Global equities delivered their best June on record, and government bond yields fell to new lows, as the United States and China announced a (temporary) truce in their trade dispute and central banks returned to a monetary easing bias. In sterling terms, Asian and emerging markets led the way with gains of 5-7%, and US and European shares rose by over 4%. In the UK the ongoing political situation and Brexit uncertainties led to a disparity between shares with overseas earnings, which rose by around 2%, and domestically biased shares which showed small losses.
Even as US stock-markets soared to record highs, President Trump stepped up attacks on the Federal Reserve Bank for not cutting interest rates fast enough. Oblivious to the irony, he also criticised the European Central Bank for weakening its currency by promising to loosen monetary policy if and when necessary. In what is becoming a predictable pattern Trump agreed a truce with China, putting further tariffs on hold, but opened up fresh disputes with India, Iran and the European Union.
As the US economic expansion officially became the longest on record, focus centred on the deterioration in forward-looking surveys around the world; in some countries these implied an economic contraction. In the UK, the weighted measure of all three indexes (manufacturing, construction and services) pointed to negative growth over the past quarter.
President of the European Central Bank, Mario Draghi, gave his clearest indication yet that the Bank would launch another round of stimulus if the climate of weak growth and political uncertainty continued. The US Federal Reserve said that it would “..act as appropriate to sustain the expansion,” using further language to ready the market for a cut in rates following their July meeting. Government bond yields collapsed as investors predicted a future of easy money and lower interest rates. Were you to lend the UK government money for 10-years, then you would currently get paid 0.66% in annual interest (less than the official borrowing rate of 0.75%)!
Asset markets are sending mixed messages with strong rallies from both risk-on (shares) and risk-off (bonds and gold) instruments. Investors give the impression of being simultaneously confident in future corporate earnings yet worried about a global recession!

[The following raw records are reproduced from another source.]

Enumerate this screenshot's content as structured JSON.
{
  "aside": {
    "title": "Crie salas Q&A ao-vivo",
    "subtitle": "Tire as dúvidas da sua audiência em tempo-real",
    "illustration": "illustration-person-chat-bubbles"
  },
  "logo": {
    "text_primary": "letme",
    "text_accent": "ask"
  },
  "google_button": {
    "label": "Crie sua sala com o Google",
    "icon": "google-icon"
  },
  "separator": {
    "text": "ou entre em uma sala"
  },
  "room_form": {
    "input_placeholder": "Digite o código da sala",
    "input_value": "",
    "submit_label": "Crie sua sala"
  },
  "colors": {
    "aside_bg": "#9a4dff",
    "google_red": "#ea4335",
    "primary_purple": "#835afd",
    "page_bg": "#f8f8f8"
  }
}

Using F.D. Roosevelt’s the “Only Thing We Have to Fear Is Fear Itself” might be making light of a serious situation, but it does feel as though we’re collectively worrying ourselves into recession. The most common reason given for falling sales and order books, cancelled investment projects, and generally lower data is ‘uncertainty’, whether it be Brexit-related or the expanding threat of protectionism and trade disputes. Uncertainty over Brexit, and UK politics in general, was the cause for the UK almost certainly showing negative growth for the past quarter; it’s hard to see any positive news that will lift growth over the next three months, which could then put us in a technical recession (two consecutive quarters of negative growth).
Central banks have been persuaded to abandon their move to normalise markets and allow investors to make up their own minds on market valuations; after that ‘experiment’ provoked a sharp fall in prices last winter, the banks have returned to their previous policy of monetary stimulus. The last episode of monetary easing would suggest that asset prices will be driven ever higher as investors seek an income stream above that offered by cash deposits. This may prove to be the case, but we see most markets as discounting a lot of good news and we remain cognisant of the risks lurking close to the surface.

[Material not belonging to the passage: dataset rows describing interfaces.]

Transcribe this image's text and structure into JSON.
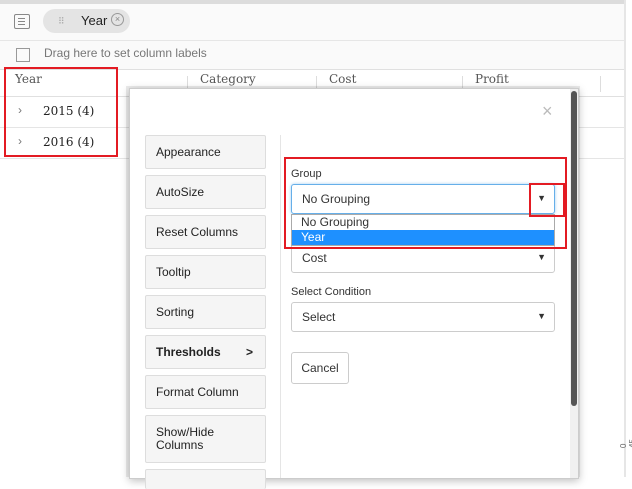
{
  "toolbar": {
    "chip_label": "Year",
    "chip_grip": "⠿",
    "chip_close": "×",
    "row_group_text": "Drag here to set column labels"
  },
  "grid": {
    "columns": [
      "Year",
      "Category",
      "Cost",
      "Profit"
    ],
    "rows": [
      {
        "label": "2015 (4)"
      },
      {
        "label": "2016 (4)"
      }
    ]
  },
  "modal": {
    "close": "×",
    "sidebar": [
      {
        "label": "Appearance"
      },
      {
        "label": "AutoSize"
      },
      {
        "label": "Reset Columns"
      },
      {
        "label": "Tooltip"
      },
      {
        "label": "Sorting"
      },
      {
        "label": "Thresholds",
        "arrow": ">"
      },
      {
        "label": "Format Column"
      },
      {
        "label": "Show/Hide Columns"
      }
    ],
    "form": {
      "group_label": "Group",
      "group_value": "No Grouping",
      "group_options": [
        "No Grouping",
        "Year"
      ],
      "group_selected_highlight": "Year",
      "cost_value": "Cost",
      "condition_label": "Select Condition",
      "condition_value": "Select",
      "caret": "▼",
      "cancel_label": "Cancel"
    }
  },
  "edge_text": "0 45-0",
  "colors": {
    "highlight": "#e31b23",
    "selected_option": "#1e90ff",
    "scrollbar": "#555555"
  }
}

Arguably the greatest risk is the erratic and unpredictable Trump Twitter feed; with no concept of economics, and with policy dictated by an election timetable, the President is almost single-handedly generating the global uncertainty that is wrecking growth. Further risks to asset prices include central banks not following the bond market’s implied path of interest rate cuts, and the ‘risk’ of stronger economic data. For example, at the time of writing, better than expected US employment numbers have knocked 200 points off the US index and sent bonds and gold lower!
With the fall in bond yields to new lows, we further reduced our exposure to interest rate risk by changing a couple of bond funds on our cautious and balanced portfolios. We remain underweight fixed interest, preferring equities and alternative investments. Where we do hold fixed interest, we mostly use funds that have limited exposure to rising interest rates.
We still believe that the UK stock-market offers better value than most other markets. The risks are well-rehearsed, but the market has been unloved for a long time now and prices take account of much of this.
With so much uncertainty around the world, accompanied by record levels of debt, we believe there is a strong case for running well-diversified portfolios, investing in actively managed funds with sound investment processes.